Tattoo for Corneal Scars
Corneal tattooing has been used for centuries to improve the cosmetic appearance of a blind eye with an unsightly leukoma. It has also been used occasionally in seeing eyes to reduce the glare from scars and to eliminate monocular diplopia in patients with large iridectomies, traumatic loss of iris, and congenital iris colobomas (Fig 13-9). For small iris defects, applying a marking pen to the cornea over the affected area can simulate the effect of tattooing. Although the effect is temporary, this allows patients to experience the procedure’s effect.
Different techniques may be used to create a tattoo. One involves applying a platinumion solution to the cornea. When this solution reacts with a second agent, a black precipitate is formed in the cornea, producing a dark deposit that can simulate a pupil. Another technique involves utilizing the standard methods used in skin tattooing: applying to the cornea a paste of colored pigment, either India ink or a metal oxide, and then using a hypodermic needle or angled blade to drive the pigment into the corneal stroma in the area that needs coverage.

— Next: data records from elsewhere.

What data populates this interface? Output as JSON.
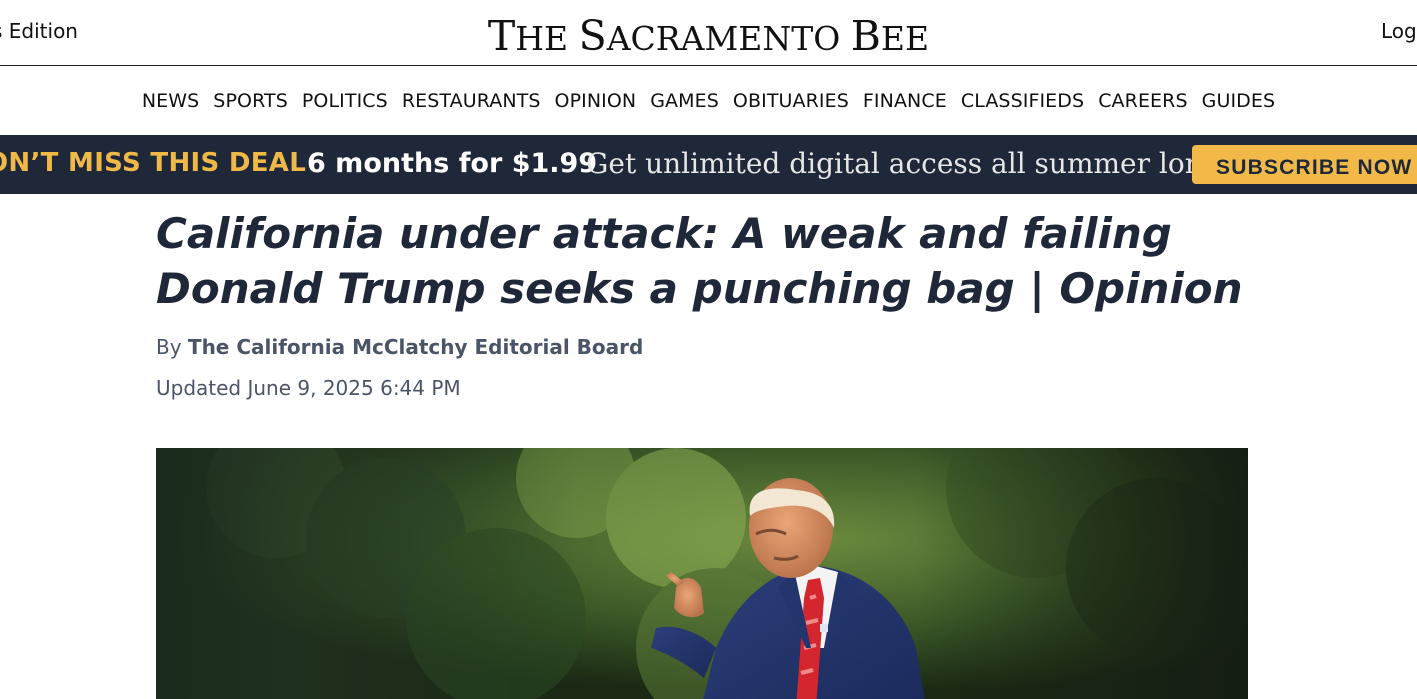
{
  "header": {
    "edition_label": "s Edition",
    "masthead": {
      "prefix_initial": "T",
      "prefix_rest": "HE ",
      "word1_initial": "S",
      "word1_rest": "ACRAMENTO ",
      "word2_initial": "B",
      "word2_rest": "EE"
    },
    "login_label": "Log"
  },
  "nav": {
    "items": [
      "NEWS",
      "SPORTS",
      "POLITICS",
      "RESTAURANTS",
      "OPINION",
      "GAMES",
      "OBITUARIES",
      "FINANCE",
      "CLASSIFIEDS",
      "CAREERS",
      "GUIDES"
    ]
  },
  "promo": {
    "deal_label": "ON’T MISS THIS DEAL",
    "price_label": "6 months for $1.99",
    "tagline": "Get unlimited digital access all summer long.",
    "button_label": "SUBSCRIBE NOW",
    "colors": {
      "background": "#1e2838",
      "accent": "#f2b848"
    }
  },
  "article": {
    "headline": "California under attack: A weak and failing Donald Trump seeks a punching bag | Opinion",
    "by_prefix": "By",
    "author": "The California McClatchy Editorial Board",
    "updated": "Updated June 9, 2025 6:44 PM"
  },
  "photo": {
    "subject": "man-in-suit-pointing-photo"
  }
}
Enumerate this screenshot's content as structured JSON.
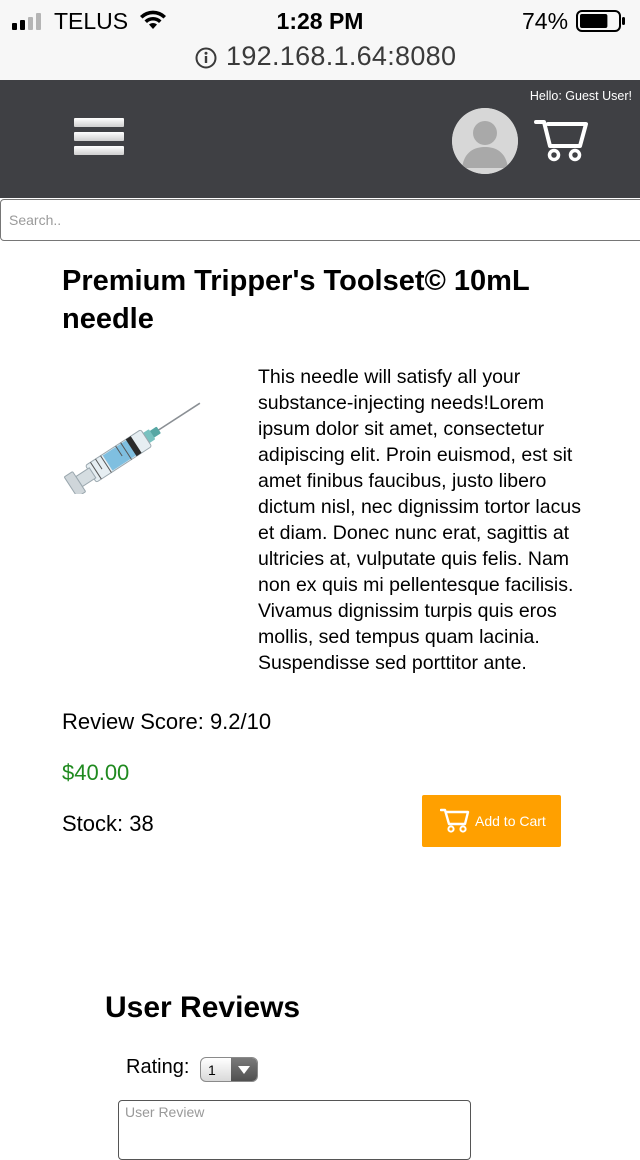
{
  "status_bar": {
    "carrier": "TELUS",
    "time": "1:28 PM",
    "battery_percent": "74%",
    "battery_level": 0.74,
    "icons": [
      "signal-icon",
      "wifi-icon",
      "battery-icon"
    ]
  },
  "browser": {
    "url": "192.168.1.64:8080",
    "icons": [
      "info-icon"
    ]
  },
  "header": {
    "greeting": "Hello: Guest User!",
    "icons": [
      "hamburger-menu-icon",
      "avatar-icon",
      "cart-icon"
    ],
    "background_color": "#3f4044"
  },
  "search": {
    "placeholder": "Search.."
  },
  "product": {
    "title": "Premium Tripper's Toolset© 10mL needle",
    "image_icon": "syringe-image",
    "description": "This needle will satisfy all your substance-injecting needs!Lorem ipsum dolor sit amet, consectetur adipiscing elit. Proin euismod, est sit amet finibus faucibus, justo libero dictum nisl, nec dignissim tortor lacus et diam. Donec nunc erat, sagittis at ultricies at, vulputate quis felis. Nam non ex quis mi pellentesque facilisis. Vivamus dignissim turpis quis eros mollis, sed tempus quam lacinia. Suspendisse sed porttitor ante.",
    "review_score": "Review Score: 9.2/10",
    "price": "$40.00",
    "price_color": "#1f8a1f",
    "stock": "Stock: 38",
    "add_to_cart_label": "Add to Cart",
    "add_to_cart_color": "#ffa000"
  },
  "reviews": {
    "heading": "User Reviews",
    "rating_label": "Rating:",
    "rating_value": "1",
    "review_placeholder": "User Review"
  }
}
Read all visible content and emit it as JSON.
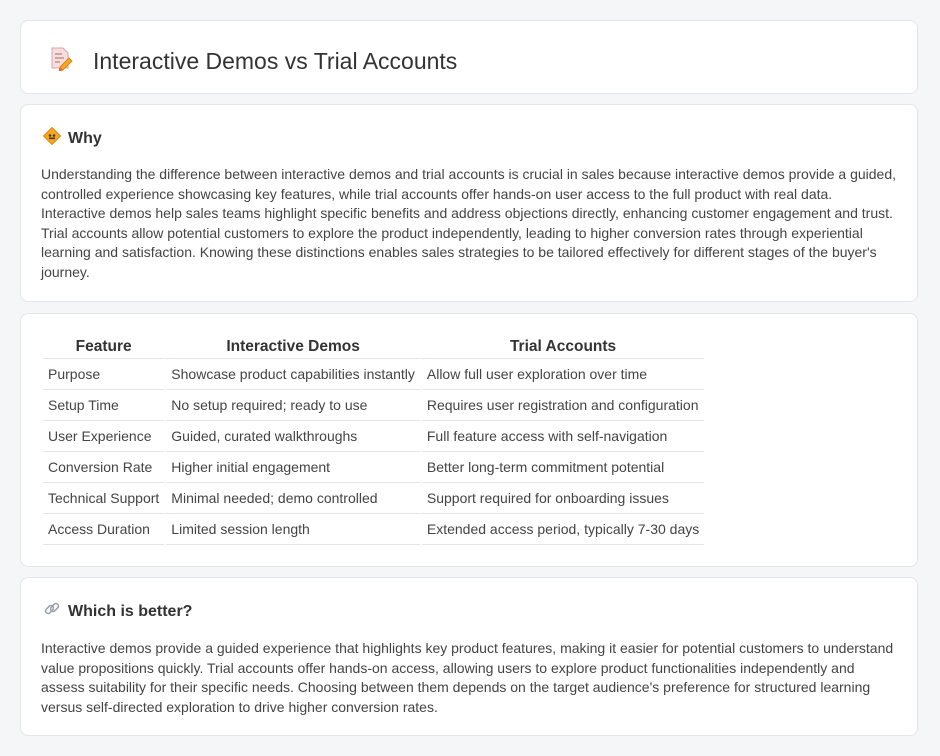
{
  "header": {
    "title": "Interactive Demos vs Trial Accounts",
    "icon": "document-pencil-icon"
  },
  "why": {
    "heading": "Why",
    "icon": "diamond-sign-icon",
    "text": "Understanding the difference between interactive demos and trial accounts is crucial in sales because interactive demos provide a guided, controlled experience showcasing key features, while trial accounts offer hands-on user access to the full product with real data. Interactive demos help sales teams highlight specific benefits and address objections directly, enhancing customer engagement and trust. Trial accounts allow potential customers to explore the product independently, leading to higher conversion rates through experiential learning and satisfaction. Knowing these distinctions enables sales strategies to be tailored effectively for different stages of the buyer's journey."
  },
  "table": {
    "headers": [
      "Feature",
      "Interactive Demos",
      "Trial Accounts"
    ],
    "rows": [
      [
        "Purpose",
        "Showcase product capabilities instantly",
        "Allow full user exploration over time"
      ],
      [
        "Setup Time",
        "No setup required; ready to use",
        "Requires user registration and configuration"
      ],
      [
        "User Experience",
        "Guided, curated walkthroughs",
        "Full feature access with self-navigation"
      ],
      [
        "Conversion Rate",
        "Higher initial engagement",
        "Better long-term commitment potential"
      ],
      [
        "Technical Support",
        "Minimal needed; demo controlled",
        "Support required for onboarding issues"
      ],
      [
        "Access Duration",
        "Limited session length",
        "Extended access period, typically 7-30 days"
      ]
    ]
  },
  "better": {
    "heading": "Which is better?",
    "icon": "link-icon",
    "text": "Interactive demos provide a guided experience that highlights key product features, making it easier for potential customers to understand value propositions quickly. Trial accounts offer hands-on access, allowing users to explore product functionalities independently and assess suitability for their specific needs. Choosing between them depends on the target audience's preference for structured learning versus self-directed exploration to drive higher conversion rates."
  },
  "colors": {
    "background": "#f4f6f8",
    "card_border": "#e2e6ea",
    "icon_orange": "#f5a623",
    "icon_red": "#e8604c"
  }
}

Multiple superficial punctures are made until enough pigment has been applied; multiple pigment colors can be used to give a more natural appearance. However, the method is time-consuming and often needs to be repeated if the pigment uptake is inadequate or the pigment migrates. Femtosecond laser–assisted anterior lamellar corneal staining/tattooing in the cosmetic treatment of leukocoria is under investigation.
Figure 13-9 Clinical photograph showing a corneal tattoo for a cosmetically displeasing inferior scar in a young woman.
(Courtesy of Robert W. Weisenthal, MD.)
Kim JH, Lee D, Hahn TW, Choi SK. New surgical strategy for corneal tattooing using a femtosecond laser. Cornea. 2009;28(1):80–84.
Rocher N, Hirst L, Renard G, Doat M, Bourges JL, Mancel E. Corneal tattooing: a series of 14 case studies. J Fr Ophtalmol. 2008;31(10):968–974.
Excerpted from BCSC 2020-2021 series: Section 10 - Glaucoma. For more information and to purchase the entire series, please visit https://www.aao.org/bcsc.